Follow four principles to be successful
Compensation can be a powerful motivator. An effective physician compensation plan encourages physicians to share resources and work together as a team. It influences and directs behavior when a practice faces challenges such as changes in reimbursement, more regulation, and increased costs. It contributes to overall practice success.
To realize these benefits, the design of a successful physician compensation model requires the buy-in of the entire physician group. However, to achieve this buy-in, certain basic principles must be in place.
Principle 1: Physicians in the Group Must Trust the Formula
When change occurs, the natural response is apprehension. This is especially true in the case of compensation formulas. In many cases, the physicians may already be apprehensive as to the equality and fairness of the existing formula. However unpopular the existing formula may be, any change may be perceived as threatening.
The key to success and acceptance of change depends on the degree of physician involvement in plan design. If the physicians are not involved in the change process, buy-in will most likely not occur. As part of the plan design, sample formula computations should be prepared based on budgetary expectations so that the physicians can see the effects of the new formula on physician compensation. If the sample computations are not prepared, the physicians may reach philosophical decisions that do not equate to the desired financial results.
Not only do the physicians need to trust the formula, they must trust the individuals assigned the task of administering the formula. The group must have faith in the integrity and competency of those providing the computations.
Additionally, the physicians must trust the data used in the compensation computation. If data regarding production, collection, and expenses is continuously flawed and suspect, the physicians are unlikely to rely on the results of the model. Underlying financial data must be consistently reliable in order to garner the trust of the physician group.
Finally, the physicians must trust each other. If there is inherent mistrust among the physician group regarding patient scheduling and workload, use of resources, or quality of care, the formula is likely to fail. The group must develop a cohesiveness and sense of equity regarding core values.
Principle 2: The Formula Must Be Clearly Understood
All too often the classic flaw of a compensation model lies in its complexity. In an attempt to achieve equity in allocation, the practice sometimes creates a plan that, for lack of a better description, "splits hairs." The model may result in numerous, complicated spreadsheets and calculations. As the formula becomes more complicated, the purpose of the calculations may become lost in the computations.
Complex formulas lend themselves to error and manipulation. In order for the physicians to trust the formula, the calculations must be reliable and must bear resemblance to the overall financial results of the practice. If the computations are too complex and there is no reconciliation to verifiable financial data (billing reports and financial statements), the results can be manipulated to shift income inappropriately.
Additionally, human nature directs us to distrust those things we do not understand. If the physicians do not understand the formula, they may have the perception that they are being taken advantage of and treated unfairly.

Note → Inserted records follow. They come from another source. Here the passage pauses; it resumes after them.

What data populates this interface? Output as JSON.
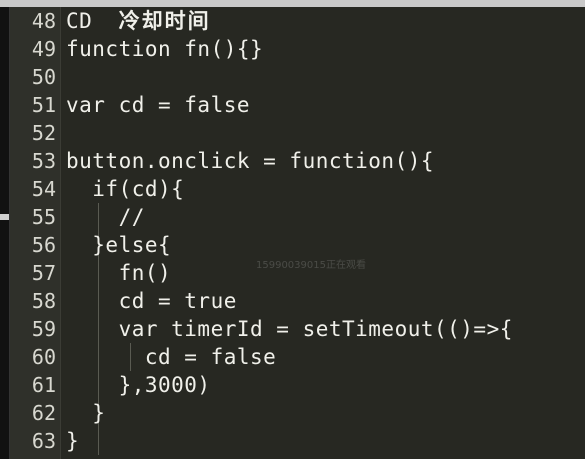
{
  "editor": {
    "lines": [
      {
        "num": "48",
        "code": "CD  ",
        "cn": "冷却时间"
      },
      {
        "num": "49",
        "code": "function fn(){}"
      },
      {
        "num": "50",
        "code": ""
      },
      {
        "num": "51",
        "code": "var cd = false"
      },
      {
        "num": "52",
        "code": ""
      },
      {
        "num": "53",
        "code": "button.onclick = function(){"
      },
      {
        "num": "54",
        "code": "  if(cd){"
      },
      {
        "num": "55",
        "code": "    //"
      },
      {
        "num": "56",
        "code": "  }else{"
      },
      {
        "num": "57",
        "code": "    fn()"
      },
      {
        "num": "58",
        "code": "    cd = true"
      },
      {
        "num": "59",
        "code": "    var timerId = setTimeout(()=>{"
      },
      {
        "num": "60",
        "code": "      cd = false"
      },
      {
        "num": "61",
        "code": "    },3000)"
      },
      {
        "num": "62",
        "code": "  }"
      },
      {
        "num": "63",
        "code": "}"
      }
    ]
  },
  "watermark": "15990039015正在观看",
  "colors": {
    "background": "#272822",
    "gutter": "#2f302a",
    "text": "#f0f0ea"
  }
}
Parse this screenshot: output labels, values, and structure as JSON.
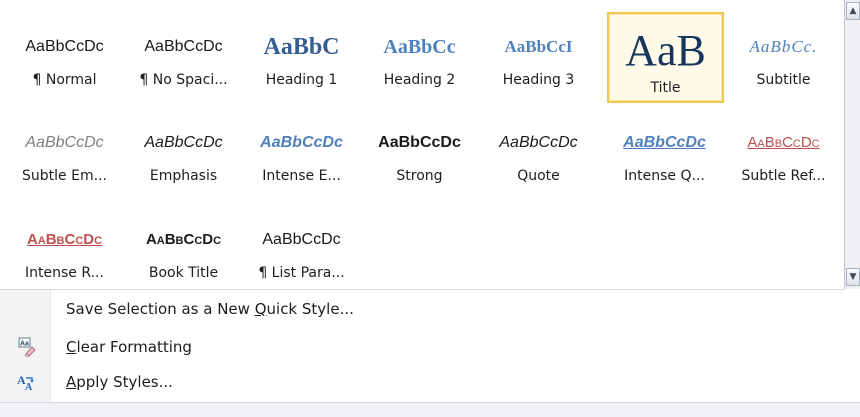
{
  "gallery": {
    "styles": [
      {
        "id": "normal",
        "preview": "AaBbCcDc",
        "label": "¶ Normal",
        "class": "p-normal"
      },
      {
        "id": "no-spacing",
        "preview": "AaBbCcDc",
        "label": "¶ No Spaci...",
        "class": "p-normal"
      },
      {
        "id": "heading-1",
        "preview": "AaBbC",
        "label": "Heading 1",
        "class": "p-h1"
      },
      {
        "id": "heading-2",
        "preview": "AaBbCc",
        "label": "Heading 2",
        "class": "p-h2"
      },
      {
        "id": "heading-3",
        "preview": "AaBbCcI",
        "label": "Heading 3",
        "class": "p-h3"
      },
      {
        "id": "title",
        "preview": "AaB",
        "label": "Title",
        "class": "p-title",
        "selected": true
      },
      {
        "id": "subtitle",
        "preview": "AaBbCc.",
        "label": "Subtitle",
        "class": "p-subtitle"
      },
      {
        "id": "subtle-emphasis",
        "preview": "AaBbCcDc",
        "label": "Subtle Em...",
        "class": "p-subtle"
      },
      {
        "id": "emphasis",
        "preview": "AaBbCcDc",
        "label": "Emphasis",
        "class": "p-emph"
      },
      {
        "id": "intense-emphasis",
        "preview": "AaBbCcDc",
        "label": "Intense E...",
        "class": "p-intemph"
      },
      {
        "id": "strong",
        "preview": "AaBbCcDc",
        "label": "Strong",
        "class": "p-strong"
      },
      {
        "id": "quote",
        "preview": "AaBbCcDc",
        "label": "Quote",
        "class": "p-quote"
      },
      {
        "id": "intense-quote",
        "preview": "AaBbCcDc",
        "label": "Intense Q...",
        "class": "p-intquote"
      },
      {
        "id": "subtle-reference",
        "preview": "AaBbCcDc",
        "label": "Subtle Ref...",
        "class": "p-subref"
      },
      {
        "id": "intense-reference",
        "preview": "AaBbCcDc",
        "label": "Intense R...",
        "class": "p-intref"
      },
      {
        "id": "book-title",
        "preview": "AaBbCcDc",
        "label": "Book Title",
        "class": "p-book"
      },
      {
        "id": "list-paragraph",
        "preview": "AaBbCcDc",
        "label": "¶ List Para...",
        "class": "p-list"
      }
    ]
  },
  "menu": {
    "save_style": {
      "pre": "Save Selection as a New ",
      "accel": "Q",
      "post": "uick Style..."
    },
    "clear_formatting": {
      "pre": "",
      "accel": "C",
      "post": "lear Formatting"
    },
    "apply_styles": {
      "pre": "",
      "accel": "A",
      "post": "pply Styles..."
    }
  },
  "colors": {
    "selected_border": "#f2c64a",
    "heading_blue": "#4f81bd",
    "reference_red": "#c0504d"
  }
}
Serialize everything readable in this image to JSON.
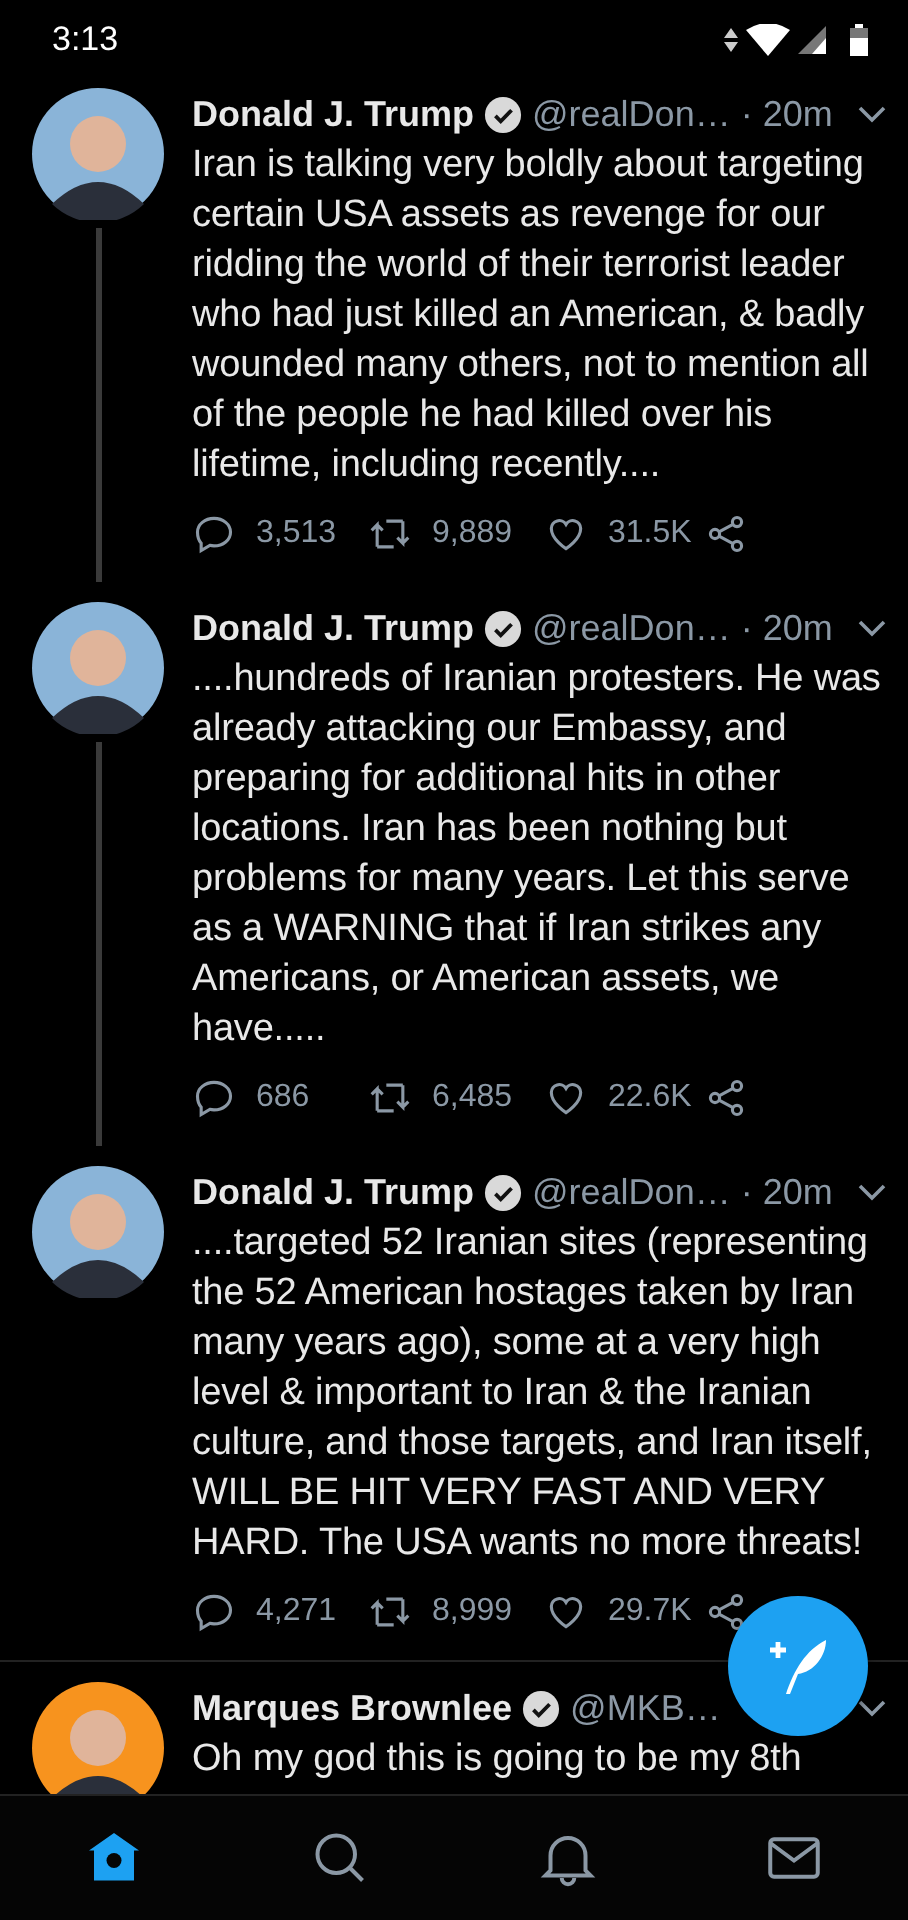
{
  "status_bar": {
    "time": "3:13"
  },
  "tweets": [
    {
      "name": "Donald J. Trump",
      "verified": true,
      "handle": "@realDon…",
      "time": "· 20m",
      "color": "#8ab4d8",
      "thread_line": true,
      "text": "Iran is talking very boldly about targeting certain USA assets as revenge for our ridding the world of their terrorist leader who had just killed an American, & badly wounded many others, not to mention all of the people he had killed over his lifetime, including recently....",
      "replies": "3,513",
      "retweets": "9,889",
      "likes": "31.5K"
    },
    {
      "name": "Donald J. Trump",
      "verified": true,
      "handle": "@realDon…",
      "time": "· 20m",
      "color": "#8ab4d8",
      "thread_line": true,
      "text": "....hundreds of Iranian protesters. He was already attacking our Embassy, and preparing for additional hits in other locations. Iran has been nothing but problems for many years. Let this serve as a WARNING that if Iran strikes any Americans, or American assets, we have.....",
      "replies": "686",
      "retweets": "6,485",
      "likes": "22.6K"
    },
    {
      "name": "Donald J. Trump",
      "verified": true,
      "handle": "@realDon…",
      "time": "· 20m",
      "color": "#8ab4d8",
      "thread_line": false,
      "text": "....targeted 52 Iranian sites (representing the 52 American hostages taken by Iran many years ago), some at a very high level & important to Iran &  the Iranian culture, and those targets, and Iran itself, WILL BE HIT VERY FAST AND VERY HARD. The USA wants no more threats!",
      "replies": "4,271",
      "retweets": "8,999",
      "likes": "29.7K"
    },
    {
      "name": "Marques Brownlee",
      "verified": true,
      "handle": "@MKB…",
      "color": "#f7931e",
      "thread_line": false,
      "text": "Oh my god this is going to be my 8th"
    }
  ],
  "nav": [
    {
      "kind": "home",
      "selected": true
    },
    {
      "kind": "search",
      "selected": false
    },
    {
      "kind": "notifications",
      "selected": false
    },
    {
      "kind": "messages",
      "selected": false
    }
  ]
}
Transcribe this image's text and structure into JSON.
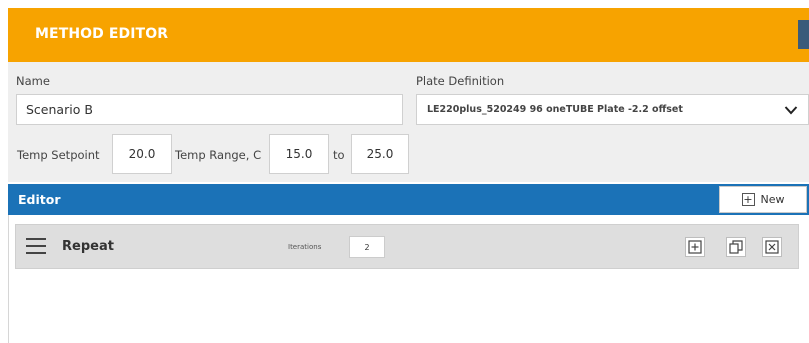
{
  "header": {
    "title": "METHOD EDITOR"
  },
  "form": {
    "name_label": "Name",
    "name_value": "Scenario B",
    "plate_label": "Plate Definition",
    "plate_value": "LE220plus_520249 96 oneTUBE Plate -2.2 offset",
    "temp_setpoint_label": "Temp Setpoint",
    "temp_setpoint_value": "20.0",
    "temp_range_label": "Temp Range, C",
    "temp_range_min": "15.0",
    "to_label": "to",
    "temp_range_max": "25.0"
  },
  "editor": {
    "title": "Editor",
    "new_label": "New",
    "repeat_label": "Repeat",
    "iterations_label": "Iterations",
    "iterations_value": "2"
  },
  "icons": {
    "dropdown": "chevron-down-icon",
    "new": "plus-square-icon",
    "menu": "hamburger-icon",
    "add": "plus-square-icon",
    "copy": "copy-icon",
    "close": "close-square-icon"
  },
  "colors": {
    "header": "#f7a300",
    "editor_bar": "#1b72b7",
    "form_panel": "#efefef"
  }
}
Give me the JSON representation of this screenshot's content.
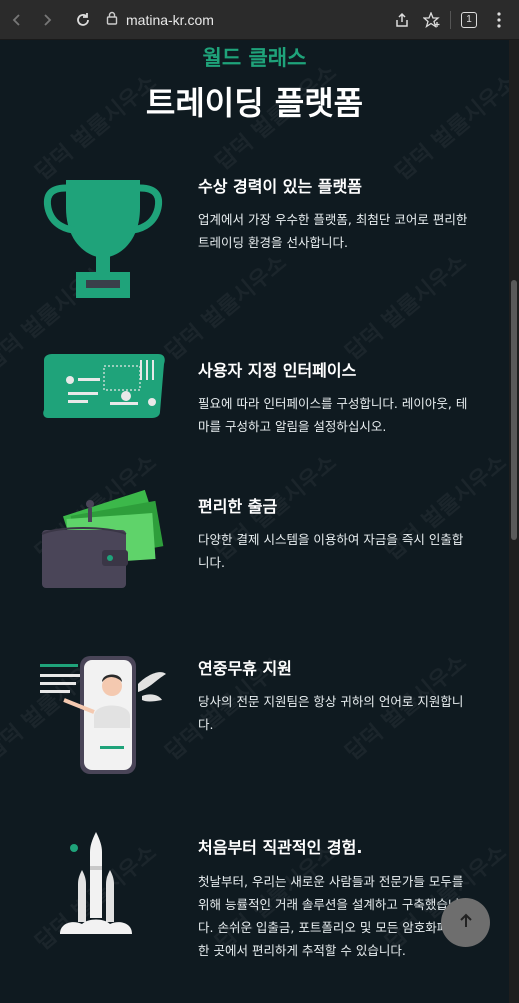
{
  "browser": {
    "url": "matina-kr.com",
    "tab_count": "1",
    "icons": [
      "back-icon",
      "forward-icon",
      "reload-icon",
      "site-info-icon",
      "share-icon",
      "bookmark-icon",
      "tabs-icon",
      "menu-icon"
    ]
  },
  "header": {
    "subtitle": "월드 클래스",
    "title": "트레이딩 플랫폼"
  },
  "features": [
    {
      "title": "수상 경력이 있는 플랫폼",
      "desc": "업계에서 가장 우수한 플랫폼, 최첨단 코어로 편리한 트레이딩 환경을 선사합니다.",
      "icon": "trophy-icon"
    },
    {
      "title": "사용자 지정 인터페이스",
      "desc": "필요에 따라 인터페이스를 구성합니다. 레이아웃, 테마를 구성하고 알림을 설정하십시오.",
      "icon": "interface-panel-icon"
    },
    {
      "title": "편리한 출금",
      "desc": "다양한 결제 시스템을 이용하여 자금을 즉시 인출합니다.",
      "icon": "wallet-money-icon"
    },
    {
      "title": "연중무휴 지원",
      "desc": "당사의 전문 지원팀은 항상 귀하의 언어로 지원합니다.",
      "icon": "support-phone-icon"
    },
    {
      "title": "처음부터 직관적인 경험.",
      "desc": "첫날부터, 우리는 새로운 사람들과 전문가들 모두를 위해 능률적인 거래 솔루션을 설계하고 구축했습니다. 손쉬운 입출금, 포트폴리오 및 모든 암호화폐를 한 곳에서 편리하게 추적할 수 있습니다.",
      "icon": "rocket-icon"
    }
  ],
  "watermark": "답덕 벌룰시우소",
  "colors": {
    "accent": "#1fa37a",
    "background": "#0f1a20",
    "text": "#ffffff"
  }
}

If the formula is so complex that no one understands the calculations or the purpose of the calculations, the formula cannot be used as a tool to direct behavior. The physicians must understand the calculations and, most importantly, they must understand how their behavior affects their compensation.
Principle 3: The Formula Must Be Equitable
Compensation models may be equitable; however, as expressed in the book Animal Farm -- "some may be more equal than others." The basic premise must be to establish equality in the computations.
Principle 4: Group Incentives Must Be Promoted
The fourth principle may very well be the most important in maintaining a successful practice. Physician practices are in a state of transition due to changes in reimbursement, escalating costs, and increasing government regulations. Compensation can be a critical force in supporting change and moving the practice forward and should play a key role in motivating the behaviors needed to accomplish the desired change. There is no doubt that money directs behavior.
A fundamental objective of all compensation plans should be to maintain the financial viability of the group. Without careful, appropriate financial planning and budgeting, practices may set compensation in excess of financial resources, thus setting the group up for failure. Without planning and efficient management, losses may occur. Physician compensation models should be designed in a manner that does not jeopardize the financial stability of the group.
In summary, remember these points when designing, implementing and maintaining a physician compensation plan:
Model the plan before implementation to make sure it encourages the desired behavior; Make certain the data used in the computation is accurate; Communicate frequently and regularly because building consensus is essential to success; Review the plan frequently in light of organizational or industry changes; and When change is indicated, do not be afraid to change gradually.
Lucy R. Carter, CPA, and Sara S. Lankford, CPA, are principals of Nashville accounting firm, Carter, Lankford CPAs, P.C.